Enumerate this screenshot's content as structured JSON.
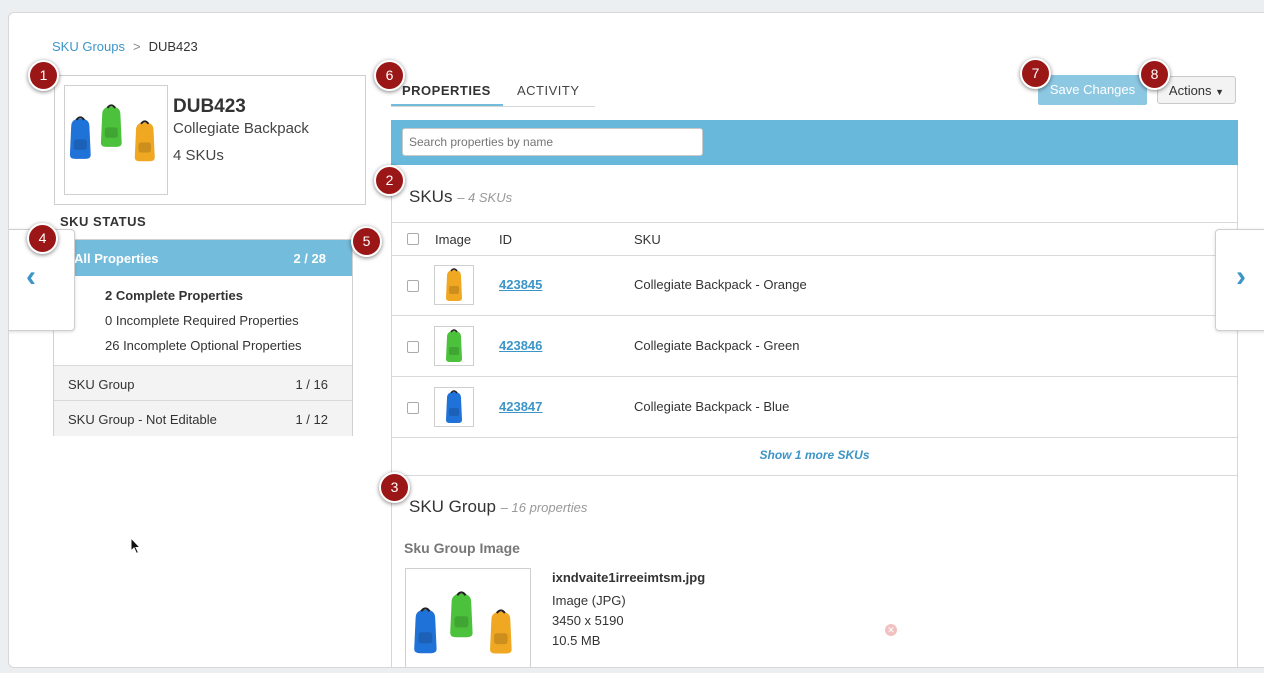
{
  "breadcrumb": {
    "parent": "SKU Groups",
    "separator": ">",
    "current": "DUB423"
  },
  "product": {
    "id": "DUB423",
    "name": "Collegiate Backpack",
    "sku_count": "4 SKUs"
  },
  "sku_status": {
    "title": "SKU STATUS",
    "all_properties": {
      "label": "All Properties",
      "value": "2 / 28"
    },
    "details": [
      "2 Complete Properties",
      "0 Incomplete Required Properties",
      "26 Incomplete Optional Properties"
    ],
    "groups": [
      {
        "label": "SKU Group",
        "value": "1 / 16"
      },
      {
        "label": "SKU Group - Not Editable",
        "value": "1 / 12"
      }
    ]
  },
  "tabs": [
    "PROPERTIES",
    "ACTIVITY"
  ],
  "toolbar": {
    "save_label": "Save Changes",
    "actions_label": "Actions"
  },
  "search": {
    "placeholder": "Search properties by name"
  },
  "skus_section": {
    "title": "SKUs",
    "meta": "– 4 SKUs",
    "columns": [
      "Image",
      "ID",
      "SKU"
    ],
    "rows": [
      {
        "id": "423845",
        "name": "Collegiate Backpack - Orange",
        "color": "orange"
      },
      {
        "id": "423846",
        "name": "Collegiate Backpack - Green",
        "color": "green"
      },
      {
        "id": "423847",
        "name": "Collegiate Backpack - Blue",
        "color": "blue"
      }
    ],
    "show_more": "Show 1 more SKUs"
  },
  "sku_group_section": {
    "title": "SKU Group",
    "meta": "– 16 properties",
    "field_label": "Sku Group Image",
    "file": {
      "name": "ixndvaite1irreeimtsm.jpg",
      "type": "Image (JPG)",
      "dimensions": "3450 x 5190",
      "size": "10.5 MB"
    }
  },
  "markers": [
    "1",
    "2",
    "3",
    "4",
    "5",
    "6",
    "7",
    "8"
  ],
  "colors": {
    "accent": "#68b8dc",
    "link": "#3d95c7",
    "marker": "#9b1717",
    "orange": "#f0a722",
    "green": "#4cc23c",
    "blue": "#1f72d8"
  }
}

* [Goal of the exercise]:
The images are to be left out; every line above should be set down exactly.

* [Exercise response]:
Enumerate this screenshot's content as structured JSON.
{
  "breadcrumb": {
    "parent": "SKU Groups",
    "separator": ">",
    "current": "DUB423"
  },
  "product": {
    "id": "DUB423",
    "name": "Collegiate Backpack",
    "sku_count": "4 SKUs"
  },
  "sku_status": {
    "title": "SKU STATUS",
    "all_properties": {
      "label": "All Properties",
      "value": "2 / 28"
    },
    "details": [
      "2 Complete Properties",
      "0 Incomplete Required Properties",
      "26 Incomplete Optional Properties"
    ],
    "groups": [
      {
        "label": "SKU Group",
        "value": "1 / 16"
      },
      {
        "label": "SKU Group - Not Editable",
        "value": "1 / 12"
      }
    ]
  },
  "tabs": [
    "PROPERTIES",
    "ACTIVITY"
  ],
  "toolbar": {
    "save_label": "Save Changes",
    "actions_label": "Actions"
  },
  "search": {
    "placeholder": "Search properties by name"
  },
  "skus_section": {
    "title": "SKUs",
    "meta": "– 4 SKUs",
    "columns": [
      "Image",
      "ID",
      "SKU"
    ],
    "rows": [
      {
        "id": "423845",
        "name": "Collegiate Backpack - Orange",
        "color": "orange"
      },
      {
        "id": "423846",
        "name": "Collegiate Backpack - Green",
        "color": "green"
      },
      {
        "id": "423847",
        "name": "Collegiate Backpack - Blue",
        "color": "blue"
      }
    ],
    "show_more": "Show 1 more SKUs"
  },
  "sku_group_section": {
    "title": "SKU Group",
    "meta": "– 16 properties",
    "field_label": "Sku Group Image",
    "file": {
      "name": "ixndvaite1irreeimtsm.jpg",
      "type": "Image (JPG)",
      "dimensions": "3450 x 5190",
      "size": "10.5 MB"
    }
  },
  "markers": [
    "1",
    "2",
    "3",
    "4",
    "5",
    "6",
    "7",
    "8"
  ],
  "colors": {
    "accent": "#68b8dc",
    "link": "#3d95c7",
    "marker": "#9b1717",
    "orange": "#f0a722",
    "green": "#4cc23c",
    "blue": "#1f72d8"
  }
}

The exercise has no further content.